> _Data to examine_:
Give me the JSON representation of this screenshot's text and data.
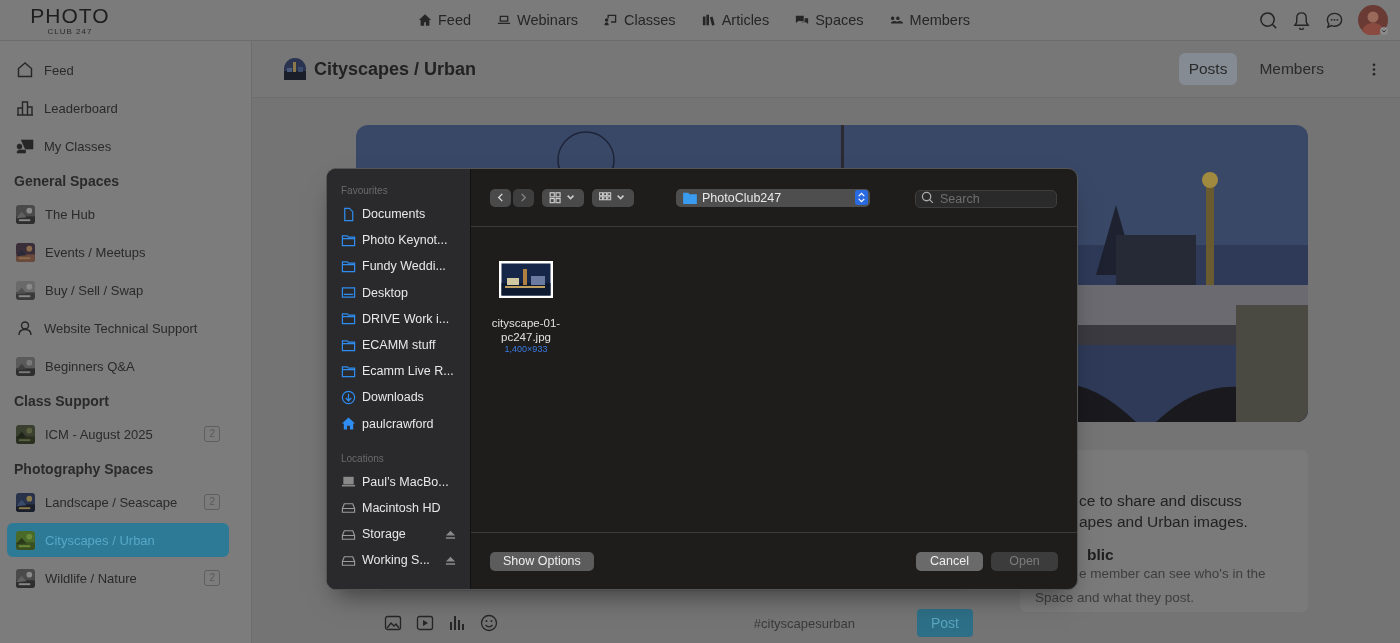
{
  "logo": {
    "title": "PHOTO",
    "subtitle": "CLUB 247"
  },
  "top_nav": [
    {
      "label": "Feed"
    },
    {
      "label": "Webinars"
    },
    {
      "label": "Classes"
    },
    {
      "label": "Articles"
    },
    {
      "label": "Spaces"
    },
    {
      "label": "Members"
    }
  ],
  "sidebar": {
    "items": [
      {
        "label": "Feed",
        "selected": false
      },
      {
        "label": "Leaderboard",
        "selected": false
      },
      {
        "label": "My Classes",
        "selected": false
      }
    ],
    "sections": [
      {
        "title": "General Spaces",
        "items": [
          {
            "label": "The Hub",
            "kind": "picture",
            "selected": false
          },
          {
            "label": "Events / Meetups",
            "kind": "picture",
            "selected": false
          },
          {
            "label": "Buy / Sell / Swap",
            "kind": "picture",
            "selected": false
          },
          {
            "label": "Website Technical Support",
            "kind": "person",
            "selected": false
          },
          {
            "label": "Beginners Q&A",
            "kind": "picture",
            "selected": false
          }
        ]
      },
      {
        "title": "Class Support",
        "items": [
          {
            "label": "ICM - August 2025",
            "kind": "picture",
            "badge": "2",
            "selected": false
          }
        ]
      },
      {
        "title": "Photography Spaces",
        "items": [
          {
            "label": "Landscape / Seascape",
            "kind": "picture",
            "badge": "2",
            "selected": false
          },
          {
            "label": "Cityscapes / Urban",
            "kind": "picture",
            "selected": true
          },
          {
            "label": "Wildlife / Nature",
            "kind": "picture",
            "badge": "2",
            "selected": false
          }
        ]
      }
    ]
  },
  "space": {
    "title": "Cityscapes / Urban",
    "tabs": [
      {
        "label": "Posts",
        "selected": true
      },
      {
        "label": "Members",
        "selected": false
      }
    ]
  },
  "about": {
    "lines": [
      "ce to share and discuss",
      "apes and Urban images."
    ],
    "privacy_title": "blic",
    "privacy_lines": [
      "e member can see who's in the",
      "Space and what they post."
    ]
  },
  "composer": {
    "hashtag": "#cityscapesurban",
    "post_button": "Post"
  },
  "file_dialog": {
    "favourites_title": "Favourites",
    "favourites": [
      {
        "label": "Documents"
      },
      {
        "label": "Photo Keynot..."
      },
      {
        "label": "Fundy Weddi..."
      },
      {
        "label": "Desktop"
      },
      {
        "label": "DRIVE Work i..."
      },
      {
        "label": "ECAMM stuff"
      },
      {
        "label": "Ecamm Live R..."
      },
      {
        "label": "Downloads"
      },
      {
        "label": "paulcrawford"
      }
    ],
    "locations_title": "Locations",
    "locations": [
      {
        "label": "Paul’s MacBo...",
        "eject": false
      },
      {
        "label": "Macintosh HD",
        "eject": false
      },
      {
        "label": "Storage",
        "eject": true
      },
      {
        "label": "Working S...",
        "eject": true
      }
    ],
    "folder": "PhotoClub247",
    "search": {
      "placeholder": "Search"
    },
    "files": [
      {
        "name": "cityscape-01-pc247.jpg",
        "dimensions": "1,400×933"
      }
    ],
    "show_options": "Show Options",
    "cancel": "Cancel",
    "open": {
      "label": "Open",
      "disabled": true
    }
  }
}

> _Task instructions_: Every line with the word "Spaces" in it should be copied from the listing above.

> _Response to this exercise_:
      "label": "Spaces"
        "title": "General Spaces",
        "title": "Photography Spaces",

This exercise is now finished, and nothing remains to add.